We put four trampolines through expert testing to find the models that are safe, durable and easy to use.
Do trampolines have more downs than ups?
In 2016, 11,580 injuries involving trampolines were reported to the Accident Compensation Commission (ACC). That’s nearly 4000 more since 2013. Many of the injuries were probably due to poor safety practices (for example, letting several kids bounce at the same time). Another factor could be there’s no longer a New Zealand safety standard for trampolines.
The standard was withdrawn in 2015 as it hadn’t been updated since 1997 – but that’s a poor excuse for not having a safety standard covering trampolines for sale in New Zealand, because good design goes a long way in preventing injuries.
Most trampolines get their bounce from coiled steel springs that hang the mat from the frame. If the springs aren’t covered by durable fixed padding, they can pose a safety risk – a head or limb can get caught between them as they stretch.
An alternative is a soft-edge trampoline. Some soft-edge designs replace the coiled steel springs with elastic webbing, so there's less chance of someone getting hurt.
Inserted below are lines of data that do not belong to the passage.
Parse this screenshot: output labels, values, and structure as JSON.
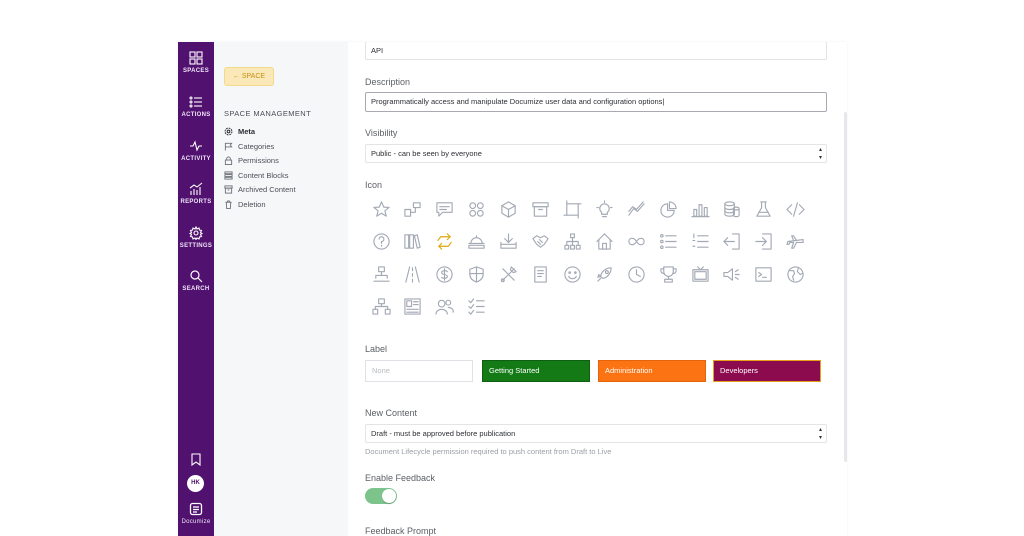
{
  "rail": {
    "items": [
      {
        "label": "SPACES",
        "icon": "grid-icon"
      },
      {
        "label": "ACTIONS",
        "icon": "list-icon"
      },
      {
        "label": "ACTIVITY",
        "icon": "pulse-icon"
      },
      {
        "label": "REPORTS",
        "icon": "chart-icon"
      },
      {
        "label": "SETTINGS",
        "icon": "gear-icon"
      },
      {
        "label": "SEARCH",
        "icon": "search-icon"
      }
    ],
    "avatar_initials": "HK",
    "brand_label": "Documize",
    "bookmark_icon": "bookmark-icon"
  },
  "sidebar": {
    "back_label": "SPACE",
    "section_heading": "SPACE MANAGEMENT",
    "items": [
      {
        "label": "Meta",
        "icon": "gear-icon",
        "active": true
      },
      {
        "label": "Categories",
        "icon": "flag-icon",
        "active": false
      },
      {
        "label": "Permissions",
        "icon": "lock-icon",
        "active": false
      },
      {
        "label": "Content Blocks",
        "icon": "blocks-icon",
        "active": false
      },
      {
        "label": "Archived Content",
        "icon": "archive-icon",
        "active": false
      },
      {
        "label": "Deletion",
        "icon": "trash-icon",
        "active": false
      }
    ]
  },
  "form": {
    "name_value": "API",
    "description_label": "Description",
    "description_value": "Programmatically access and manipulate Documize user data and configuration options",
    "visibility_label": "Visibility",
    "visibility_value": "Public - can be seen by everyone",
    "icon_label": "Icon",
    "label_label": "Label",
    "label_placeholder": "None",
    "labels": [
      {
        "name": "Getting Started",
        "color": "#137a16"
      },
      {
        "name": "Administration",
        "color": "#fb7313"
      },
      {
        "name": "Developers",
        "color": "#8c0b4e"
      }
    ],
    "new_content_label": "New Content",
    "new_content_value": "Draft - must be approved before publication",
    "new_content_hint": "Document Lifecycle permission required to push content from Draft to Live",
    "feedback_label": "Enable Feedback",
    "feedback_enabled": true,
    "feedback_prompt_label": "Feedback Prompt"
  },
  "icons": [
    "star-icon",
    "org-icon",
    "chat-icon",
    "apps-icon",
    "cube-icon",
    "box-icon",
    "crop-icon",
    "bulb-icon",
    "trend-icon",
    "pie-icon",
    "bar-chart-icon",
    "database-icon",
    "flask-icon",
    "code-icon",
    "help-icon",
    "library-icon",
    "sync-icon",
    "bell-tray-icon",
    "download-tray-icon",
    "handshake-icon",
    "hierarchy-icon",
    "home-icon",
    "infinity-icon",
    "bullet-list-icon",
    "numbered-list-icon",
    "exit-icon",
    "enter-icon",
    "plane-icon",
    "hierarchy-small-icon",
    "road-icon",
    "dollar-icon",
    "shield-icon",
    "tools-icon",
    "document-icon",
    "smile-icon",
    "rocket-icon",
    "clock-icon",
    "trophy-icon",
    "tv-icon",
    "speaker-icon",
    "terminal-icon",
    "globe-icon",
    "flow-icon",
    "newspaper-icon",
    "users-icon",
    "checklist-icon"
  ],
  "colors": {
    "rail": "#50116f",
    "back_button_bg": "#fbe8b8",
    "toggle_on": "#7cc48c",
    "icon_stroke": "#a3a9b4",
    "icon_selected": "#e0a80d"
  }
}
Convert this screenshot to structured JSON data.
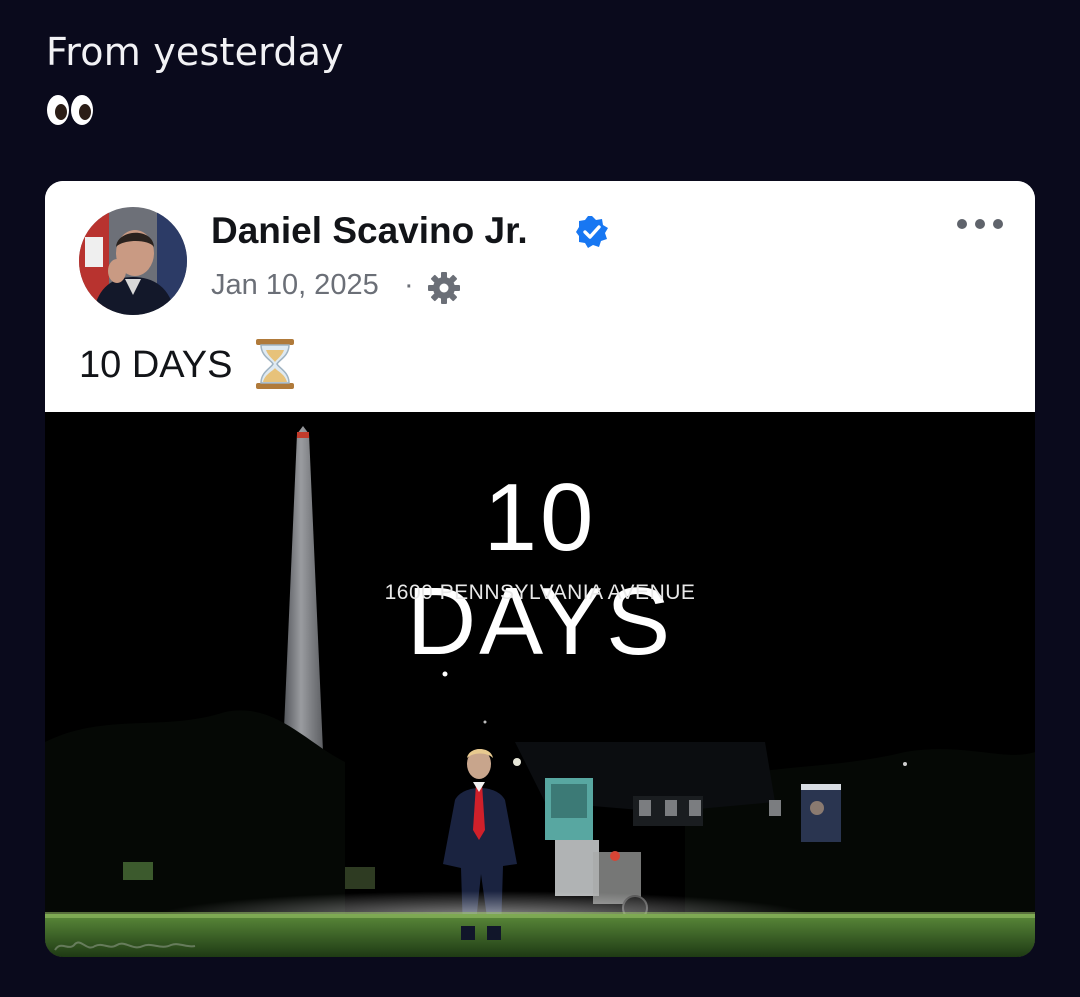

However, the jumper might still land on the elastic springs, so you’ll still need good padding.
Other soft-edge designs use steel or fibreglass leaf springs mounted below the mat. There's no way a jumper can get caught in these springs. However, they can still have a hard surface around the edge of the mat.
First, do you have the right space for a trampoline? It should be placed on a level surface that’s free of hazards, such as furniture. The area around the trampoline should be covered in soft, impact-absorbing material (lawn, pine bark, wood chips or sand are good). Injuries commonly occur when mounting and dismounting.
The metal frame and springs should be padded to avoid injury if a child falls and hits them. The safety pads should be a contrasting colour to the mat – this helps define the edge of the mat more clearly. An alternative design that needs little or no padding is a soft-edge springless system, which has no steel frame or springs.
A netted enclosure helps prevent falls from the trampoline and we strongly recommend you only use trampolines that have one. The net shouldn’t be suspended from rigid, unpadded poles, as this introduces another hard object that could pose a risk. Ideally, the safety netting should be fitted on the inside of the padding as that reduces the chance of hitting the trampoline edges in the case of a fall.
A ladder or steps to help kids climb on to the trampoline isn’t necessarily a good idea. If a child is unable to get up there alone, they may not be at the right developmental stage to use a trampoline at all. So we recommend limiting access to a ladder. A ladder can be used to help kids get on and off a trampoline safely, but it should be removed when the trampoline is not in use.
Instructions need to be clear, comprehensive and complete with good text and pictures. They should specify how to assemble the trampoline, maintain it and use it safely.
Assembling a trampoline isn’t always an easy job – instructions can be complicated. If in doubt, contact the manufacturer or see its website for more detailed instructions and guidance.